SOURCE INFORMATION section start

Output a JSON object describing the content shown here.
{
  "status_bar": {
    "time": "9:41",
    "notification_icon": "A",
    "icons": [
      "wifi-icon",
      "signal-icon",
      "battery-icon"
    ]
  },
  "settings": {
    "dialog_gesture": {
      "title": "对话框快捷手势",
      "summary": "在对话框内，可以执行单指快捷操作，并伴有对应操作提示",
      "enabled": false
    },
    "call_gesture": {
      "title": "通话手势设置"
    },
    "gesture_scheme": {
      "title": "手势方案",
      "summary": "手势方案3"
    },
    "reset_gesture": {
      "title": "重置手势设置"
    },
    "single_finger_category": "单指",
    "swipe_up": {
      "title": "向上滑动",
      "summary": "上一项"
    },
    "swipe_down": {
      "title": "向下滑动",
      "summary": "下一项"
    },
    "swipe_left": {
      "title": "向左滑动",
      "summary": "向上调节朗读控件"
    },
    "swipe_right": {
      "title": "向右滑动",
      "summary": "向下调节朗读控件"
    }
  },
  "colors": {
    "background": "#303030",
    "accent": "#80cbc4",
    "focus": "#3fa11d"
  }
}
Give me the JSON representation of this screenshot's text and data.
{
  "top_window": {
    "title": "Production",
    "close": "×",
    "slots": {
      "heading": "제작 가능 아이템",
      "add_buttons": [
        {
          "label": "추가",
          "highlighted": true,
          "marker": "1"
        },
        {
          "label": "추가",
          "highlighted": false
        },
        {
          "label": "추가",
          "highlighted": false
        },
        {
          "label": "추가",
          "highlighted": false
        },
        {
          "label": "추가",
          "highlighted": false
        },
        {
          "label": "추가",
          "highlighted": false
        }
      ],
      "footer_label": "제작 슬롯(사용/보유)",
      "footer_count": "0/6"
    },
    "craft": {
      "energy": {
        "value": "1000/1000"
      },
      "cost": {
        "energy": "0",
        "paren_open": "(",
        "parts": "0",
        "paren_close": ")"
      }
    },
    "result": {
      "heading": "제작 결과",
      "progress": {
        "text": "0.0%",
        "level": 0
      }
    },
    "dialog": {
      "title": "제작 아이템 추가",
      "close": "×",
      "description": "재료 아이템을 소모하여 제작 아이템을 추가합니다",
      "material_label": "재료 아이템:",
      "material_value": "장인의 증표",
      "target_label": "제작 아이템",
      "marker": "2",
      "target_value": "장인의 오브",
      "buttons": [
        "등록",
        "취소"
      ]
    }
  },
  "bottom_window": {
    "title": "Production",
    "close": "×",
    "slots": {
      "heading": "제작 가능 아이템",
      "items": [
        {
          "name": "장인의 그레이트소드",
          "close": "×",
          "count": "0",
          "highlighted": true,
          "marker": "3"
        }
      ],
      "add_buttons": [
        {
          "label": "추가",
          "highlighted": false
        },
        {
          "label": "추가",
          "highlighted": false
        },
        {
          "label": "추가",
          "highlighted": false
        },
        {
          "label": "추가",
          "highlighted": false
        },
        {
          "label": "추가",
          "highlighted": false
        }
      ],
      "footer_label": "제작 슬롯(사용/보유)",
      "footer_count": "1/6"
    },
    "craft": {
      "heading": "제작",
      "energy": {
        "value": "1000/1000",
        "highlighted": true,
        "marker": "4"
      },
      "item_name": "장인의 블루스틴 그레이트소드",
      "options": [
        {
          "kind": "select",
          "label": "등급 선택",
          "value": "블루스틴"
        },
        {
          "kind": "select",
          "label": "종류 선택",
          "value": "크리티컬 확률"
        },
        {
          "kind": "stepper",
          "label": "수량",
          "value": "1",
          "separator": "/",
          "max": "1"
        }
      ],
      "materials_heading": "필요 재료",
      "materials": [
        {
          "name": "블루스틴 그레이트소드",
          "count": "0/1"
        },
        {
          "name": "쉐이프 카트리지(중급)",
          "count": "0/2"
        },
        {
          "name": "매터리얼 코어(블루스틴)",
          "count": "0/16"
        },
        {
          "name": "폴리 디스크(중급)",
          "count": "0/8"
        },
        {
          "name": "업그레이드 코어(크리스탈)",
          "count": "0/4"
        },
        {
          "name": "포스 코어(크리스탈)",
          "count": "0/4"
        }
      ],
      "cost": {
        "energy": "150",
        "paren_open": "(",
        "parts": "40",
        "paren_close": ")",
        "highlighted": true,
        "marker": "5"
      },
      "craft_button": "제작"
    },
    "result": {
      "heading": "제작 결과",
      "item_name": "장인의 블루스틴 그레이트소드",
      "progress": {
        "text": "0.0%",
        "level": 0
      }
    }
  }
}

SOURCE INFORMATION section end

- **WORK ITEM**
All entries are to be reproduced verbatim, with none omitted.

- **TASK OUTPUT**
Output a JSON object describing the content shown here.
{
  "status_bar": {
    "time": "9:41",
    "notification_icon": "A",
    "icons": [
      "wifi-icon",
      "signal-icon",
      "battery-icon"
    ]
  },
  "settings": {
    "dialog_gesture": {
      "title": "对话框快捷手势",
      "summary": "在对话框内，可以执行单指快捷操作，并伴有对应操作提示",
      "enabled": false
    },
    "call_gesture": {
      "title": "通话手势设置"
    },
    "gesture_scheme": {
      "title": "手势方案",
      "summary": "手势方案3"
    },
    "reset_gesture": {
      "title": "重置手势设置"
    },
    "single_finger_category": "单指",
    "swipe_up": {
      "title": "向上滑动",
      "summary": "上一项"
    },
    "swipe_down": {
      "title": "向下滑动",
      "summary": "下一项"
    },
    "swipe_left": {
      "title": "向左滑动",
      "summary": "向上调节朗读控件"
    },
    "swipe_right": {
      "title": "向右滑动",
      "summary": "向下调节朗读控件"
    }
  },
  "colors": {
    "background": "#303030",
    "accent": "#80cbc4",
    "focus": "#3fa11d"
  }
}
Give me the JSON representation of this screenshot's text and data.
{
  "top_window": {
    "title": "Production",
    "close": "×",
    "slots": {
      "heading": "제작 가능 아이템",
      "add_buttons": [
        {
          "label": "추가",
          "highlighted": true,
          "marker": "1"
        },
        {
          "label": "추가",
          "highlighted": false
        },
        {
          "label": "추가",
          "highlighted": false
        },
        {
          "label": "추가",
          "highlighted": false
        },
        {
          "label": "추가",
          "highlighted": false
        },
        {
          "label": "추가",
          "highlighted": false
        }
      ],
      "footer_label": "제작 슬롯(사용/보유)",
      "footer_count": "0/6"
    },
    "craft": {
      "energy": {
        "value": "1000/1000"
      },
      "cost": {
        "energy": "0",
        "paren_open": "(",
        "parts": "0",
        "paren_close": ")"
      }
    },
    "result": {
      "heading": "제작 결과",
      "progress": {
        "text": "0.0%",
        "level": 0
      }
    },
    "dialog": {
      "title": "제작 아이템 추가",
      "close": "×",
      "description": "재료 아이템을 소모하여 제작 아이템을 추가합니다",
      "material_label": "재료 아이템:",
      "material_value": "장인의 증표",
      "target_label": "제작 아이템",
      "marker": "2",
      "target_value": "장인의 오브",
      "buttons": [
        "등록",
        "취소"
      ]
    }
  },
  "bottom_window": {
    "title": "Production",
    "close": "×",
    "slots": {
      "heading": "제작 가능 아이템",
      "items": [
        {
          "name": "장인의 그레이트소드",
          "close": "×",
          "count": "0",
          "highlighted": true,
          "marker": "3"
        }
      ],
      "add_buttons": [
        {
          "label": "추가",
          "highlighted": false
        },
        {
          "label": "추가",
          "highlighted": false
        },
        {
          "label": "추가",
          "highlighted": false
        },
        {
          "label": "추가",
          "highlighted": false
        },
        {
          "label": "추가",
          "highlighted": false
        }
      ],
      "footer_label": "제작 슬롯(사용/보유)",
      "footer_count": "1/6"
    },
    "craft": {
      "heading": "제작",
      "energy": {
        "value": "1000/1000",
        "highlighted": true,
        "marker": "4"
      },
      "item_name": "장인의 블루스틴 그레이트소드",
      "options": [
        {
          "kind": "select",
          "label": "등급 선택",
          "value": "블루스틴"
        },
        {
          "kind": "select",
          "label": "종류 선택",
          "value": "크리티컬 확률"
        },
        {
          "kind": "stepper",
          "label": "수량",
          "value": "1",
          "separator": "/",
          "max": "1"
        }
      ],
      "materials_heading": "필요 재료",
      "materials": [
        {
          "name": "블루스틴 그레이트소드",
          "count": "0/1"
        },
        {
          "name": "쉐이프 카트리지(중급)",
          "count": "0/2"
        },
        {
          "name": "매터리얼 코어(블루스틴)",
          "count": "0/16"
        },
        {
          "name": "폴리 디스크(중급)",
          "count": "0/8"
        },
        {
          "name": "업그레이드 코어(크리스탈)",
          "count": "0/4"
        },
        {
          "name": "포스 코어(크리스탈)",
          "count": "0/4"
        }
      ],
      "cost": {
        "energy": "150",
        "paren_open": "(",
        "parts": "40",
        "paren_close": ")",
        "highlighted": true,
        "marker": "5"
      },
      "craft_button": "제작"
    },
    "result": {
      "heading": "제작 결과",
      "item_name": "장인의 블루스틴 그레이트소드",
      "progress": {
        "text": "0.0%",
        "level": 0
      }
    }
  }
}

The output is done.